Madeleine L’Engle was an equal opportunity offender.
“Now, there is a story that, after the Big Bang, the voice of God was heard saying ‘Whoops,’” she dryly joked in a lecture at UCSB in 1998. “And I kind of like that, you know.”
“But there was just a sort of flock of people in the ’80s and ’90s who really pushed against what they felt was far too much interest in what they called the Occult, or the demonic, or New Age philosophy in her writing,” adds Arthur. “And she had absolutely no background in New Age philosophy whatsoever, so she just found that baffling.”
L’Engle grew up Episcopalian, but didn’t go to Sunday school like other kids, and so she developed her own particular, progressive form of faith. She wanted to be a writer from the time she was very young — but by 1959, married with kids, she was 40 years old and hadn’t found success yet.
“She had been going through an existential crisis, as she called it,” says Charlotte Jones Voiklis, L’Engle’s granddaughter, who just wrote — with her older sister Léna — the biography “Becoming Madeleine.”
“She had been seeing a lot of rejection as a writer, and she wasn’t good at baking pies or waxing her floors, so she felt that she didn’t know what she was meant to do. She had asked her congregational minister what she should read, how she should handle that, and he recommended German theologians.”
“I don’t much like German theologians,” L’Engle mused in that 1998 lecture. “They’re very useful for one thing: insomnia.”
“And then she began to read scientists like Einstein and Heisenberg,” continues Voiklis, “and she found in them a sort of wonder at the universe. And it was in science that she found a theology that was more real to her than anything she was finding in church.”
That’s when L’Engle had the idea for “A Wrinkle in Time”: a story about a smart, insecure young girl named Meg who goes on an interplanetary adventure to save her missing father.
The book was brimming with ideas L’Engle was pondering about God, science, and the universe, and when she finished it... nobody was interested.
“People were confused about why, in a science-fiction book, there was a female protagonist,” says Voiklis. “There was a lot of religion. ‘Oh, the science is too hard.’ ‘Is it for grown-ups? Is it for children?’ She’d say, ‘It’s for people! Don’t people read books?’ She hated the labels. And then she was prevailed upon by a friend of her mother’s to send it out one more time, to John Farrar of Farrar, Straus, and Giroux. And he loved it, but he was also a bit nervous about it, and they sent it out to an outside reader, [who] came back with this note: ‘This is the worst book I have ever read.’ And to Farrar’s and Giroux’s credit, they published it anyway.”
“A Wrinkle in Time” was published in 1962, and the next year it won the Newbery Medal — the highest honor for a children’s book — and went on to sell more than 16 million copies.
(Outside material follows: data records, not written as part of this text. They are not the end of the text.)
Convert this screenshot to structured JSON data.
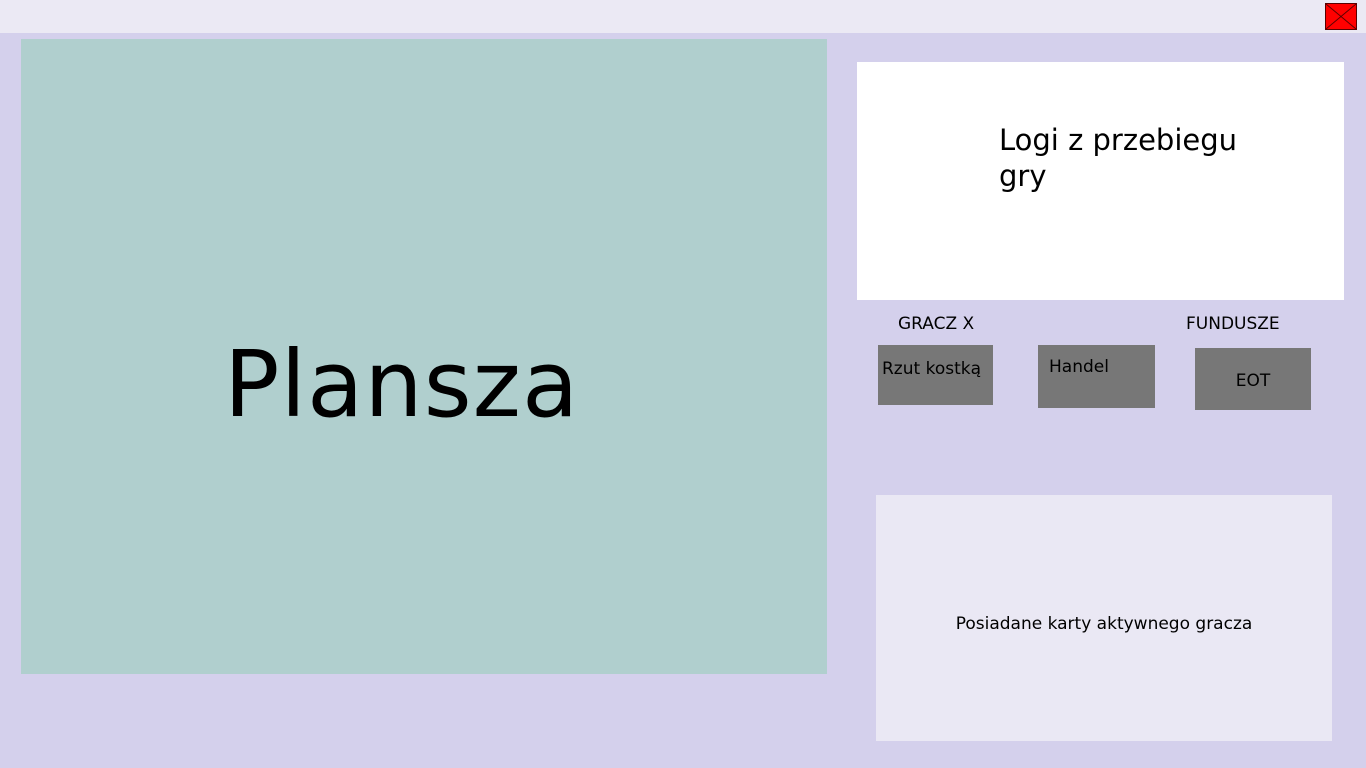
{
  "window": {
    "close_icon": "close-x-icon",
    "close_color": "#ff0000"
  },
  "board": {
    "label": "Plansza",
    "color": "#b0cfce"
  },
  "log": {
    "label": "Logi z przebiegu gry"
  },
  "status": {
    "player": "GRACZ X",
    "funds": "FUNDUSZE"
  },
  "actions": {
    "roll_dice": "Rzut kostką",
    "trade": "Handel",
    "end_turn": "EOT"
  },
  "cards": {
    "label": "Posiadane karty aktywnego gracza"
  },
  "colors": {
    "background": "#d4d0ec",
    "button": "#777777",
    "panel": "#eae8f4"
  }
}
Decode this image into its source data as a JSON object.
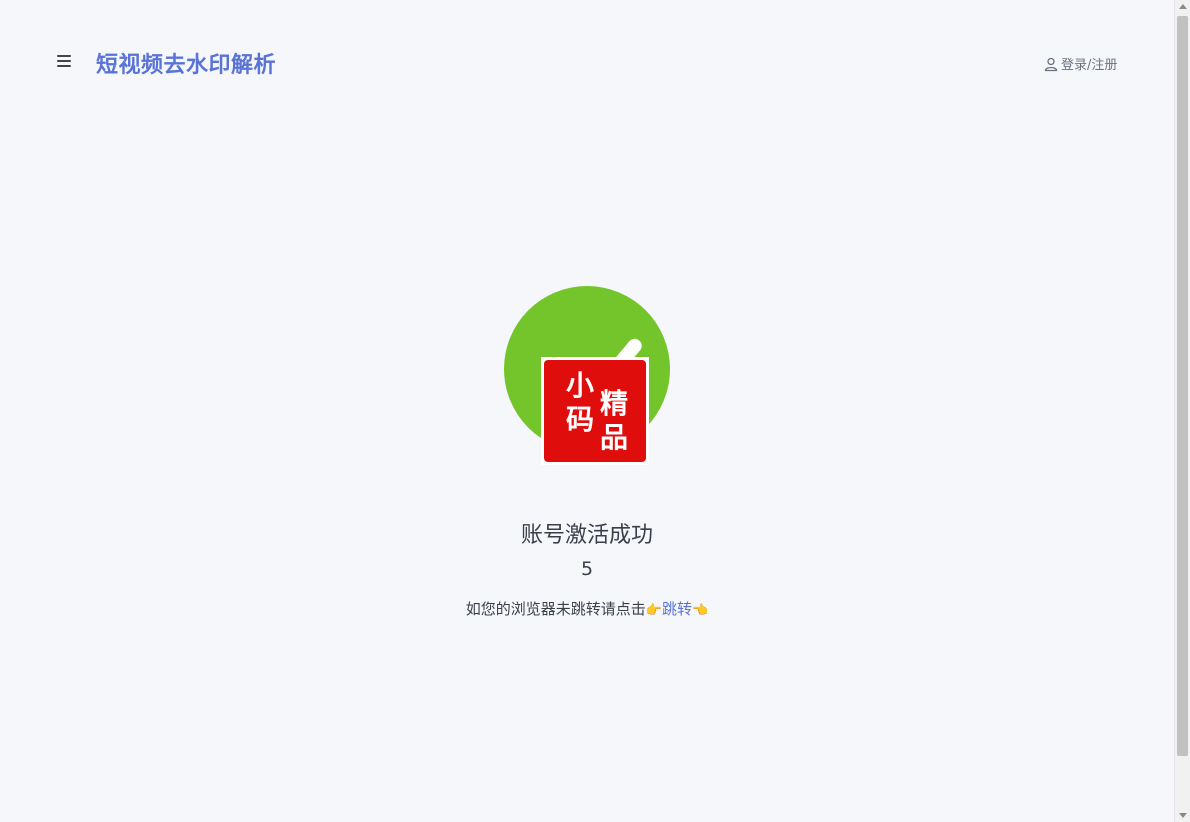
{
  "header": {
    "site_title": "短视频去水印解析",
    "login_label": "登录/注册"
  },
  "icons": {
    "menu": "hamburger-icon",
    "user": "user-icon",
    "success": "check-icon",
    "seal": "seal-logo"
  },
  "seal": {
    "chars": [
      "小",
      "码",
      "精",
      "品"
    ]
  },
  "status": {
    "title": "账号激活成功",
    "countdown": "5",
    "redirect_prefix": "如您的浏览器未跳转请点击",
    "redirect_left_hand": "👉",
    "redirect_link": "跳转",
    "redirect_right_hand": "👈"
  },
  "colors": {
    "brand": "#5a73d6",
    "success": "#74c42c",
    "seal_red": "#e00d0d"
  }
}
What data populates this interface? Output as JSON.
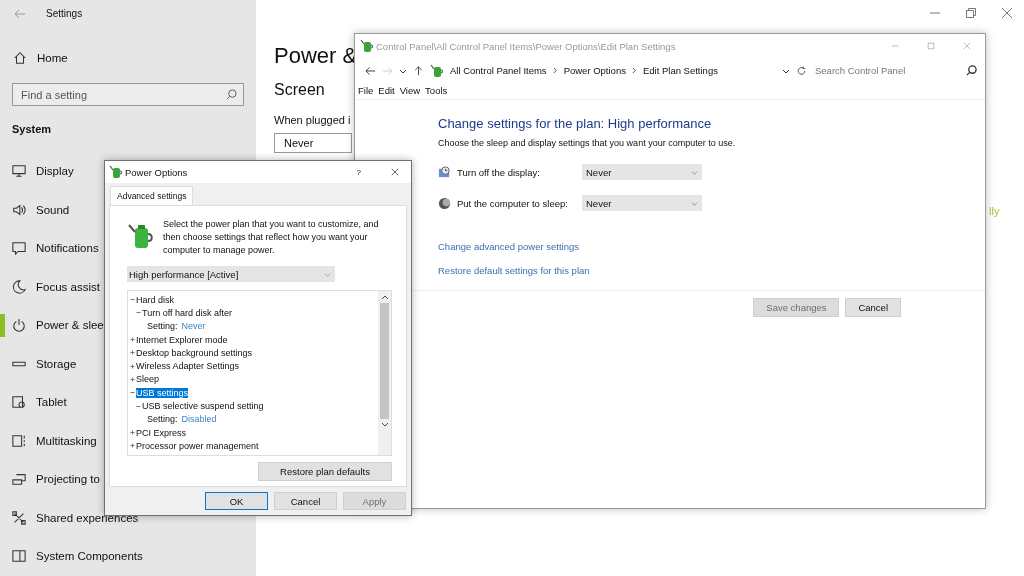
{
  "settings_window": {
    "title": "Settings",
    "sidebar": {
      "home": "Home",
      "search": {
        "placeholder": "Find a setting"
      },
      "section": "System",
      "items": [
        {
          "label": "Display",
          "selected": false
        },
        {
          "label": "Sound",
          "selected": false
        },
        {
          "label": "Notifications",
          "selected": false
        },
        {
          "label": "Focus assist",
          "selected": false
        },
        {
          "label": "Power & slee",
          "selected": true
        },
        {
          "label": "Storage",
          "selected": false
        },
        {
          "label": "Tablet",
          "selected": false
        },
        {
          "label": "Multitasking",
          "selected": false
        },
        {
          "label": "Projecting to",
          "selected": false
        },
        {
          "label": "Shared experiences",
          "selected": false
        },
        {
          "label": "System Components",
          "selected": false
        }
      ]
    },
    "main": {
      "heading": "Power &",
      "subheading": "Screen",
      "field_label": "When plugged i",
      "dropdown_value": "Never",
      "partial_link": "lly"
    }
  },
  "control_panel_window": {
    "title": "Control Panel\\All Control Panel Items\\Power Options\\Edit Plan Settings",
    "forward_button": {
      "disabled": true
    },
    "breadcrumbs": [
      "All Control Panel Items",
      "Power Options",
      "Edit Plan Settings"
    ],
    "search": {
      "placeholder": "Search Control Panel"
    },
    "menu": [
      "File",
      "Edit",
      "View",
      "Tools"
    ],
    "heading": "Change settings for the plan: High performance",
    "description": "Choose the sleep and display settings that you want your computer to use.",
    "settings": [
      {
        "kind": "display",
        "label": "Turn off the display:",
        "value": "Never"
      },
      {
        "kind": "sleep",
        "label": "Put the computer to sleep:",
        "value": "Never"
      }
    ],
    "links": [
      "Change advanced power settings",
      "Restore default settings for this plan"
    ],
    "buttons": [
      {
        "label": "Save changes",
        "disabled": true
      },
      {
        "label": "Cancel",
        "disabled": false
      }
    ]
  },
  "power_options_dialog": {
    "title": "Power Options",
    "help": "?",
    "tabs": [
      {
        "label": "Advanced settings",
        "selected": true
      }
    ],
    "description": "Select the power plan that you want to customize, and then choose settings that reflect how you want your computer to manage power.",
    "plan": "High performance [Active]",
    "tree": [
      {
        "kind": "group",
        "label": "Hard disk",
        "expanded": true,
        "selected": false,
        "children": [
          {
            "kind": "group",
            "label": "Turn off hard disk after",
            "expanded": true,
            "selected": false,
            "children": [
              {
                "kind": "setting",
                "label": "Setting:",
                "value": "Never",
                "selected": false
              }
            ]
          }
        ]
      },
      {
        "kind": "group",
        "label": "Internet Explorer mode",
        "expanded": false,
        "selected": false
      },
      {
        "kind": "group",
        "label": "Desktop background settings",
        "expanded": false,
        "selected": false
      },
      {
        "kind": "group",
        "label": "Wireless Adapter Settings",
        "expanded": false,
        "selected": false
      },
      {
        "kind": "group",
        "label": "Sleep",
        "expanded": false,
        "selected": false
      },
      {
        "kind": "group",
        "label": "USB settings",
        "expanded": true,
        "selected": true,
        "children": [
          {
            "kind": "group",
            "label": "USB selective suspend setting",
            "expanded": true,
            "selected": false,
            "children": [
              {
                "kind": "setting",
                "label": "Setting:",
                "value": "Disabled",
                "selected": false
              }
            ]
          }
        ]
      },
      {
        "kind": "group",
        "label": "PCI Express",
        "expanded": false,
        "selected": false
      },
      {
        "kind": "group",
        "label": "Processor power management",
        "expanded": false,
        "selected": false
      }
    ],
    "restore_button": "Restore plan defaults",
    "buttons": [
      {
        "label": "OK",
        "default": true,
        "disabled": false
      },
      {
        "label": "Cancel",
        "default": false,
        "disabled": false
      },
      {
        "label": "Apply",
        "default": false,
        "disabled": true
      }
    ]
  }
}
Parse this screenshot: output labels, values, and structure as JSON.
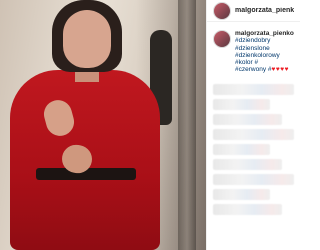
{
  "post": {
    "username": "malgorzata_pienkowsk",
    "caption": {
      "author": "malgorzata_pienkowska",
      "hashtags_line1": "#dziendobry #dzienslone",
      "hashtags_line2": "#dzienkolorowy #kolor #",
      "hashtags_line3": "#czerwony #",
      "hearts": "♥♥♥♥"
    }
  },
  "colors": {
    "coat": "#c0181f",
    "hashtag": "#00376b",
    "heart": "#ed1c24"
  },
  "icons": {
    "avatar": "avatar-icon"
  }
}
L’Engle’s writing career took off, and she wrote some 60 more books — including three sequels, many other novels, memoirs, and an influential book on faith and art.
“Wrinkle” always remained deeply significant to her.
“It was a way of writing about a universe in which she hoped to believe,” says Voiklis, “that at the center of the universe there is love.”
And yet, the book is one of the most frequently banned or “challenged,” according to the American Library Association. Non-Christian folks complained about its Bible references, and — more often — church folks accused it of celebrating witchcraft and the occult.
Disney has adapted “A Wrinkle in Time” before, in a made-for-TV version back in 2003.
Newsweek asked L’Engle if it met her expectations. She said: “I expected it to be bad — and it is.”
Now the studio has poured way more money and talent — Oprah! Chris Pine! Reese Witherspoon! — into a big-screen adaptation, and made history by giving an African-American woman, “Selma” director Ava Duvernay, a nine-figure budget. Duvernay made Meg biracial, and filled the cast and crew with women and people of color.
“Real fantasy pushes us, opens us, makes us more aware of who we are, who the other is — and that the other may be different,” the author said. “We’ve always been frightened by differences. And fantasy, again, awakens us to the possibility of differences being positive. We’re brought up to fear those who are different. And certainly we live on a planet of very varied and different people, of different languages, different colors, different face shapes. And yet we all are one — we are all part of that one creation. And perhaps only as we learn to look at fantasy do we understand that all of this is real.”